(Collected data entries)
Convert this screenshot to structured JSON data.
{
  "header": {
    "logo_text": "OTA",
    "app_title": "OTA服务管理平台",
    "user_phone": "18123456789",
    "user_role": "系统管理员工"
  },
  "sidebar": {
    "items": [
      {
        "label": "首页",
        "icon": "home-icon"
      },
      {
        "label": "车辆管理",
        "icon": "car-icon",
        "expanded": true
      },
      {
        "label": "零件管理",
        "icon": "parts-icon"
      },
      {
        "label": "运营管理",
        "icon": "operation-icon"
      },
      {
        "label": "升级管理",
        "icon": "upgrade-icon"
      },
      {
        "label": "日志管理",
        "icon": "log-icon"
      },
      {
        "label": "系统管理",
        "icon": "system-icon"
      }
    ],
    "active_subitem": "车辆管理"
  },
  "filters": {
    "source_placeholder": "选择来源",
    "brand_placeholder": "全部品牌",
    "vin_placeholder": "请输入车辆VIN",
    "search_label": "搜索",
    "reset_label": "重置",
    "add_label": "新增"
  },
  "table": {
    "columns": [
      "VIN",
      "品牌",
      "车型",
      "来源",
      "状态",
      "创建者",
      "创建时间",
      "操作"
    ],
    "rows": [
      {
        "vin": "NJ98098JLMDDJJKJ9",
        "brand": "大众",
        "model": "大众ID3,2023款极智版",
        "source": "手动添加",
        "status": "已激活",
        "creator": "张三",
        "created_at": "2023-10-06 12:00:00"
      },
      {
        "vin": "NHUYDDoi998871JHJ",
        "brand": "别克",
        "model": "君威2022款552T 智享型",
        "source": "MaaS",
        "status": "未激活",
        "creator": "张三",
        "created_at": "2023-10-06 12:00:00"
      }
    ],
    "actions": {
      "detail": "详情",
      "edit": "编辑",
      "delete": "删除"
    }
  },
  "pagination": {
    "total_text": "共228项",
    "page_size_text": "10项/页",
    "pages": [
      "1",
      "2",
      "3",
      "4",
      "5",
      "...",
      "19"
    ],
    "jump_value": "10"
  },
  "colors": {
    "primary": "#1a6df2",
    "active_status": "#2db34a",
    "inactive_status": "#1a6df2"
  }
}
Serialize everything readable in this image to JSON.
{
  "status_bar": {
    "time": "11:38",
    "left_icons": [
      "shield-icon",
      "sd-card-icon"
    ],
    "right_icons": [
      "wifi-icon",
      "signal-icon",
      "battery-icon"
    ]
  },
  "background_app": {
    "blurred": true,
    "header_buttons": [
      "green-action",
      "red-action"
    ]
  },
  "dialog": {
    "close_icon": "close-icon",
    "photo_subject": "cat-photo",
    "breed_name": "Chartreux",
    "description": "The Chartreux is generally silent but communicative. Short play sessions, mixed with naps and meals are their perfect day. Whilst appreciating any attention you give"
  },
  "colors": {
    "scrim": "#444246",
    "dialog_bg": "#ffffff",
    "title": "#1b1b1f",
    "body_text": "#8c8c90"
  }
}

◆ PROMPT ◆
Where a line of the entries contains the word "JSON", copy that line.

◆ ANSWER FOR THIS EXERCISE ◆
Convert this screenshot to structured JSON data.
Serialize everything readable in this image to JSON.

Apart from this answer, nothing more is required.